⟨

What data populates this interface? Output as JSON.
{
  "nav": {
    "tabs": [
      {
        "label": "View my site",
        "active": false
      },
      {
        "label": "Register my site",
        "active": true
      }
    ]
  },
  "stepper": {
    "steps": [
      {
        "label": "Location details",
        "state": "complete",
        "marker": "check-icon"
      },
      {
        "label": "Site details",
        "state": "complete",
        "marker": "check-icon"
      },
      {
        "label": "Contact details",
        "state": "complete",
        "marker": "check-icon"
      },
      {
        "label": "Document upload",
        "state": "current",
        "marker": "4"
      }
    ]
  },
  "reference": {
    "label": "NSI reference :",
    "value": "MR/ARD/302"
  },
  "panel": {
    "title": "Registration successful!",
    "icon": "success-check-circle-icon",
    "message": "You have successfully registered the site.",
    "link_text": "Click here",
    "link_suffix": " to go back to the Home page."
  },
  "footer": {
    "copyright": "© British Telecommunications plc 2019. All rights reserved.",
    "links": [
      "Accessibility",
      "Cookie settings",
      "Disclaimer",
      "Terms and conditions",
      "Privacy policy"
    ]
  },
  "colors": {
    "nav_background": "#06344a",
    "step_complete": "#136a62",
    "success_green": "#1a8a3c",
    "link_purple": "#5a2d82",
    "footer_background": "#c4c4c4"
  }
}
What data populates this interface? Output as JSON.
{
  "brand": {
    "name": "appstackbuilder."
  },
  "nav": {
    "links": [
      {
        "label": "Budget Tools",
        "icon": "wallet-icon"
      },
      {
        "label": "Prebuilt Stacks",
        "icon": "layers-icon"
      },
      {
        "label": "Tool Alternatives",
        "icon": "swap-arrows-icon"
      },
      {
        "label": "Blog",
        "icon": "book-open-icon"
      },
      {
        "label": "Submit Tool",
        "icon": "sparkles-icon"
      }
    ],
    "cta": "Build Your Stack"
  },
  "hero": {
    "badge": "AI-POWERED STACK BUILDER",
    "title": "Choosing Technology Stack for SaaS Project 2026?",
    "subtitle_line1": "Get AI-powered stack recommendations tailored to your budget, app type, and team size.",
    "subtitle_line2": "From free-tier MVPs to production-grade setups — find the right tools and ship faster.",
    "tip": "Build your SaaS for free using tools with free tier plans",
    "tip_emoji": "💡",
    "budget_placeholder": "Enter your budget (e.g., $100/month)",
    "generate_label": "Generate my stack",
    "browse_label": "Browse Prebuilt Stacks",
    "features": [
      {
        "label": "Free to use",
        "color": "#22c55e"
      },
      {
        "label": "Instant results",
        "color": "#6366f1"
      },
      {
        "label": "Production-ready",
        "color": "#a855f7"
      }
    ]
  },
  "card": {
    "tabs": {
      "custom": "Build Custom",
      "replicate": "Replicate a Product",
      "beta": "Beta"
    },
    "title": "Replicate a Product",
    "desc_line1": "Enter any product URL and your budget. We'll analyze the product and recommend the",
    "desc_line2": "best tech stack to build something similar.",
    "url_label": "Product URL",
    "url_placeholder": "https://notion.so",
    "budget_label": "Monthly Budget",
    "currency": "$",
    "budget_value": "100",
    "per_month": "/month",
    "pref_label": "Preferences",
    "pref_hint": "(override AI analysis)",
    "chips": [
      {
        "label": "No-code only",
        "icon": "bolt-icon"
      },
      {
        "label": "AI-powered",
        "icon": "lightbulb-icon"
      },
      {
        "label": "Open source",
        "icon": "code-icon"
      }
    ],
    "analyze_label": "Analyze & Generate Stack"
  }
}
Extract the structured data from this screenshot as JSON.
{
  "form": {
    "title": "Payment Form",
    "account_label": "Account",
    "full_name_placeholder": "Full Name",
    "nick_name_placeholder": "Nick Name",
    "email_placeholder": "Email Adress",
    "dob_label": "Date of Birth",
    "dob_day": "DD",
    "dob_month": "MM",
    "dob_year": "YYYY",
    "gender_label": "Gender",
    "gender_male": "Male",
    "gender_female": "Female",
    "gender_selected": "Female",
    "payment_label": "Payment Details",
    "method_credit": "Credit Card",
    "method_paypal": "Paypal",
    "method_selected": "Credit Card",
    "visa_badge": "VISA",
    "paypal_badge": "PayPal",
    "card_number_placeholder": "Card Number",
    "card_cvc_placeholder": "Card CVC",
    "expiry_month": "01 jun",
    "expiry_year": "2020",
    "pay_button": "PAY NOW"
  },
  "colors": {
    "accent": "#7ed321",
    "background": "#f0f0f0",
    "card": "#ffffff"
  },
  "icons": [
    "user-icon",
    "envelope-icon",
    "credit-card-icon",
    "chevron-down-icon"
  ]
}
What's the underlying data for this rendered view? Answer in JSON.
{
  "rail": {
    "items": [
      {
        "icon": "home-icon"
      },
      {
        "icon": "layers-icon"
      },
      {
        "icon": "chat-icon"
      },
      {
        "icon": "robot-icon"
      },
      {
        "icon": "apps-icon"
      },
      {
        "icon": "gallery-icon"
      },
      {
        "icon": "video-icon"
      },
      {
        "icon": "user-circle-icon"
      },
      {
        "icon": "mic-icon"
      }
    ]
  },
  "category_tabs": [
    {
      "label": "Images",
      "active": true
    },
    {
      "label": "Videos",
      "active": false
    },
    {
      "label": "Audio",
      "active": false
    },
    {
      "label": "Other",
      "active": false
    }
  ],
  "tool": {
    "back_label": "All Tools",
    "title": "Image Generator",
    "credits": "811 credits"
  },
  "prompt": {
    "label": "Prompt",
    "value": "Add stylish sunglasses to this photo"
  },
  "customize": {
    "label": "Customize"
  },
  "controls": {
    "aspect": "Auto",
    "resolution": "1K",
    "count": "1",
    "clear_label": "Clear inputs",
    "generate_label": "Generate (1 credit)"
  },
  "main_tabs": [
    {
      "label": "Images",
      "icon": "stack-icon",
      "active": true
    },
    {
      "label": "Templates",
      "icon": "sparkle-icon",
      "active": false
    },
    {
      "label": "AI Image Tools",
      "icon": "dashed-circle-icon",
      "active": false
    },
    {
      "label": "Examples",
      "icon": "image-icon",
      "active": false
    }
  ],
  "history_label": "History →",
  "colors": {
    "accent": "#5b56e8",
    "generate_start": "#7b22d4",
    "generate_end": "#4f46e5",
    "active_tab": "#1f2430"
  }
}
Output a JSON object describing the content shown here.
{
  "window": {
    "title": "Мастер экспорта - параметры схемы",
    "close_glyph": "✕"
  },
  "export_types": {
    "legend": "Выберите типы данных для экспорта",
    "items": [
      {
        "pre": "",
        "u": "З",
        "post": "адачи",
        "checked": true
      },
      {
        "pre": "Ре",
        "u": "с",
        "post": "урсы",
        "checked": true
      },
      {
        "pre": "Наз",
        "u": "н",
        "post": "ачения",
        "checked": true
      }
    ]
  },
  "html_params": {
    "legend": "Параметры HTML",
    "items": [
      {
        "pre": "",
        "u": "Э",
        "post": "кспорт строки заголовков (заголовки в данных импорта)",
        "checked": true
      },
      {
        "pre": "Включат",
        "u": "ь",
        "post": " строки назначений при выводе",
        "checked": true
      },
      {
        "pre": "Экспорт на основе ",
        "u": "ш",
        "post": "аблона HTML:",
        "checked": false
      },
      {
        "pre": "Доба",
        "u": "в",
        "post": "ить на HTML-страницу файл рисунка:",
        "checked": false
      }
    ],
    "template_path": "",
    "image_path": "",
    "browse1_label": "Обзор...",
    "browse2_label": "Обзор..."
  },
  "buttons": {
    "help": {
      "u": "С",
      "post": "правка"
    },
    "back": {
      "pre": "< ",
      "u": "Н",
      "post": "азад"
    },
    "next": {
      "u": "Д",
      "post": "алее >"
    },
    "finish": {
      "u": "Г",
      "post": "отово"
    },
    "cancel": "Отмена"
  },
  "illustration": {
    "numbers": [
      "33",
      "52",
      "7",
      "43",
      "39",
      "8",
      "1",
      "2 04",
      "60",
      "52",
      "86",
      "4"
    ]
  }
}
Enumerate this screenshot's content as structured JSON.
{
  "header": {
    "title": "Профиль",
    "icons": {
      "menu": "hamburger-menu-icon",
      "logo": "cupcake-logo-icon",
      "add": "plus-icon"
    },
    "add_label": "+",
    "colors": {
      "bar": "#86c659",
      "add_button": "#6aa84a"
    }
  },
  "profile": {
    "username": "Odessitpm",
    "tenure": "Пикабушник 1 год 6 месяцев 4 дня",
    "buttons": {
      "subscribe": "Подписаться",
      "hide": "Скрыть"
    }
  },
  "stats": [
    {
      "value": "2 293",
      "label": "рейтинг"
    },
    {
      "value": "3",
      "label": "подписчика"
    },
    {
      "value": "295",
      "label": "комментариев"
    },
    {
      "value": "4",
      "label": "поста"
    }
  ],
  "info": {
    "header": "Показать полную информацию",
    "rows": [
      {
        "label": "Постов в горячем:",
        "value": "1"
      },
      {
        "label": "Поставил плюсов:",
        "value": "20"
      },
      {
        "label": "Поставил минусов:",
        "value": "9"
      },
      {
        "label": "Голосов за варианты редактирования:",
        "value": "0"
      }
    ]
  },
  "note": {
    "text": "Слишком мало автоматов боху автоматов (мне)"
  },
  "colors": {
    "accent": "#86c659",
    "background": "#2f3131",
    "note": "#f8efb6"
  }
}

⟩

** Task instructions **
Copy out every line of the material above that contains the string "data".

** Task solution **
What data populates this interface? Output as JSON.
What data populates this interface? Output as JSON.
Extract the structured data from this screenshot as JSON.
What's the underlying data for this rendered view? Answer in JSON.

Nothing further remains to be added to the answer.